___ DATA SUPPLIED ___

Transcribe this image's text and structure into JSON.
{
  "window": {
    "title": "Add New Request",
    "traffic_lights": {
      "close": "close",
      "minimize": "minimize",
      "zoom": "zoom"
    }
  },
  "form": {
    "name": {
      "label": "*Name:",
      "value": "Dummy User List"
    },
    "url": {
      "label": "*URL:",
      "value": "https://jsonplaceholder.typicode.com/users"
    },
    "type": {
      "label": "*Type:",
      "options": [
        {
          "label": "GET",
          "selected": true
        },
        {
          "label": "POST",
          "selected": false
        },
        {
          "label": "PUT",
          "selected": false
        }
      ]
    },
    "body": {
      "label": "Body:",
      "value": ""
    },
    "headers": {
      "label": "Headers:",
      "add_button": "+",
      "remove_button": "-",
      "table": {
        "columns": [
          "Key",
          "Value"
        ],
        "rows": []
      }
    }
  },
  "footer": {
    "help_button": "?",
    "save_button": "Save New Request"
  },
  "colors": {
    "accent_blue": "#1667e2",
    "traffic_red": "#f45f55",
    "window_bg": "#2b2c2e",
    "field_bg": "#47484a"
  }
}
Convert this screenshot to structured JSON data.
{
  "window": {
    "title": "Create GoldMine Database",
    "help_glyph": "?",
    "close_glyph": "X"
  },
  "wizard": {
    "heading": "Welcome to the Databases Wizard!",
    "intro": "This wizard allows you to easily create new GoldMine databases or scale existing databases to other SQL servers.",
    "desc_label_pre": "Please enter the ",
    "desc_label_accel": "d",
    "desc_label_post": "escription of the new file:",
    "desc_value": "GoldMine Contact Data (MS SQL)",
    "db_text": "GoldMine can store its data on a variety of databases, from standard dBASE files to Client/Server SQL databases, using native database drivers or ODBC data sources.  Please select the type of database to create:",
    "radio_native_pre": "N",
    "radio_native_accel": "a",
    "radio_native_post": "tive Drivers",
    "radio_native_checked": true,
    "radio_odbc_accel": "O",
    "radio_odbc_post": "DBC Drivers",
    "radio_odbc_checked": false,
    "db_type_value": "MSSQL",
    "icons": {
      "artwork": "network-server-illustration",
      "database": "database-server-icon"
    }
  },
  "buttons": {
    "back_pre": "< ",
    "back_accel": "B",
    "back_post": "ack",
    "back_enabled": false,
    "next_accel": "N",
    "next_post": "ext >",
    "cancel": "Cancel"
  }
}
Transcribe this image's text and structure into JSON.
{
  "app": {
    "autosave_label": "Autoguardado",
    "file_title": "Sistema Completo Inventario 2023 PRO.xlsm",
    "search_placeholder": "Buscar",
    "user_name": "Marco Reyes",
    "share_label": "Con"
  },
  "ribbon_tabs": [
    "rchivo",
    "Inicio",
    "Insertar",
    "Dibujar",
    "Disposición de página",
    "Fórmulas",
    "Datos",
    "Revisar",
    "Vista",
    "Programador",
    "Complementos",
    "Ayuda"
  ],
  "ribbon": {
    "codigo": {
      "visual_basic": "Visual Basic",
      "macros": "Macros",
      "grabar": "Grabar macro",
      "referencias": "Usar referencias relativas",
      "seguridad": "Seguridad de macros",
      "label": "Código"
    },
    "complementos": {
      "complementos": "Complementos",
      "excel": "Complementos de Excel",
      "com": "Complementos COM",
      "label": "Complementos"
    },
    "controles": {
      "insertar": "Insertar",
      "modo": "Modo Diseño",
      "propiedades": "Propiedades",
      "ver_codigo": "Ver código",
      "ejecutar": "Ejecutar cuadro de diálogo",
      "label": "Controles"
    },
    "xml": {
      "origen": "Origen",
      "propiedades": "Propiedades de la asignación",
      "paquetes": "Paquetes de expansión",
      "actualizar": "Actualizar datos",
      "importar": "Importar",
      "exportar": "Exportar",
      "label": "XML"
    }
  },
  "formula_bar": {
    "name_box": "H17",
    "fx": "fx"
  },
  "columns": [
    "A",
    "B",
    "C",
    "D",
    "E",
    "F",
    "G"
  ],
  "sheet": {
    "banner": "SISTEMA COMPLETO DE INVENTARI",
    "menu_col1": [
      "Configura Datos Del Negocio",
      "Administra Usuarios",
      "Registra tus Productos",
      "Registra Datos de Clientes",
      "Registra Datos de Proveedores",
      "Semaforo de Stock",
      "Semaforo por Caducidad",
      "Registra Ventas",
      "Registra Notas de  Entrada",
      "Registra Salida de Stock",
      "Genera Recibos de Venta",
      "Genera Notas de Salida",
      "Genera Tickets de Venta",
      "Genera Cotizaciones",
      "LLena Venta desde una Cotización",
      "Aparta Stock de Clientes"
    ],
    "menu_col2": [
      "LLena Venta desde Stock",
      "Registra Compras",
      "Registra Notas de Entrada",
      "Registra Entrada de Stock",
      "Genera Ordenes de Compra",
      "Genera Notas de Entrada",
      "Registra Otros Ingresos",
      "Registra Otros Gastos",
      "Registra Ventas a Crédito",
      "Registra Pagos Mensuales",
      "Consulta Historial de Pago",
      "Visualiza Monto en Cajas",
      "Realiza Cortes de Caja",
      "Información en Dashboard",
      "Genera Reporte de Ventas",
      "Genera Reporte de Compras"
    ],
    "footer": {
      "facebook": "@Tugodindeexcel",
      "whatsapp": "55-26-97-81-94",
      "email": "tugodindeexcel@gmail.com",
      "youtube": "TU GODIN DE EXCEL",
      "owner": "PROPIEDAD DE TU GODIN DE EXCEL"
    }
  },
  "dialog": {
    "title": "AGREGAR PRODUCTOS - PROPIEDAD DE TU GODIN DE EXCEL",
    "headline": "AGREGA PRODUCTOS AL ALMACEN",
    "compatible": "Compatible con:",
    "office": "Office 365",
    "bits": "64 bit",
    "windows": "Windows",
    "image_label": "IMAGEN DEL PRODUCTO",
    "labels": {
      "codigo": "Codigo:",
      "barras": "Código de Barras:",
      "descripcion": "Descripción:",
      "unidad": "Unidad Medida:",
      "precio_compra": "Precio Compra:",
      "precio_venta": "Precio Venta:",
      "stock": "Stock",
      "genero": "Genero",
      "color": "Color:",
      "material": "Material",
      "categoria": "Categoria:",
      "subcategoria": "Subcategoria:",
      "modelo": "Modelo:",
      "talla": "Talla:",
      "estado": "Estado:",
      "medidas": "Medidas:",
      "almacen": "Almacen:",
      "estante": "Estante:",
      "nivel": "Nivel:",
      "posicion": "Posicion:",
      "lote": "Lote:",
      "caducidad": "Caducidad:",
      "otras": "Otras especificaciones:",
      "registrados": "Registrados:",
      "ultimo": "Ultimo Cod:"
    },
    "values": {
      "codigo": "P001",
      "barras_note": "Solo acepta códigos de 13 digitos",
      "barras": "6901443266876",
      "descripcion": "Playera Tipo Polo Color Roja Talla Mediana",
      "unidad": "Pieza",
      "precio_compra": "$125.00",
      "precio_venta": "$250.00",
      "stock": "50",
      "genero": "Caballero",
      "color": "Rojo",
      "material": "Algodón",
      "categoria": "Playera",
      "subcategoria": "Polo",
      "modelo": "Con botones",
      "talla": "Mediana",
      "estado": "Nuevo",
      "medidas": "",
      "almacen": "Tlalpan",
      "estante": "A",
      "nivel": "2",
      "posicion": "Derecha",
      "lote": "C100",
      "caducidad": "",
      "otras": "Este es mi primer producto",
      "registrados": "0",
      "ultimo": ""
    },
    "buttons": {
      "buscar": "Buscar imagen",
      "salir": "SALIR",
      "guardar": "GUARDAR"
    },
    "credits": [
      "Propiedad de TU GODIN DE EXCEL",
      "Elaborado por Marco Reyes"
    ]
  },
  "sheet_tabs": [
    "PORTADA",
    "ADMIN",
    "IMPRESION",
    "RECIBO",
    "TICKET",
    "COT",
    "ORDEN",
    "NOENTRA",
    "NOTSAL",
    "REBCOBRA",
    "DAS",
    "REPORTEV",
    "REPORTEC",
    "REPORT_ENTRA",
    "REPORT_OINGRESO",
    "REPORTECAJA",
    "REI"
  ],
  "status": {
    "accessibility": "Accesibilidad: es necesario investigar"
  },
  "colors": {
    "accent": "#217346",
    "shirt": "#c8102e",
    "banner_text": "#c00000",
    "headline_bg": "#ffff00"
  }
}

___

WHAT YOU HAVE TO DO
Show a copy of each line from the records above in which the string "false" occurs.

RESPONSE
          "selected": false
          "selected": false
    "radio_odbc_checked": false,
    "back_enabled": false,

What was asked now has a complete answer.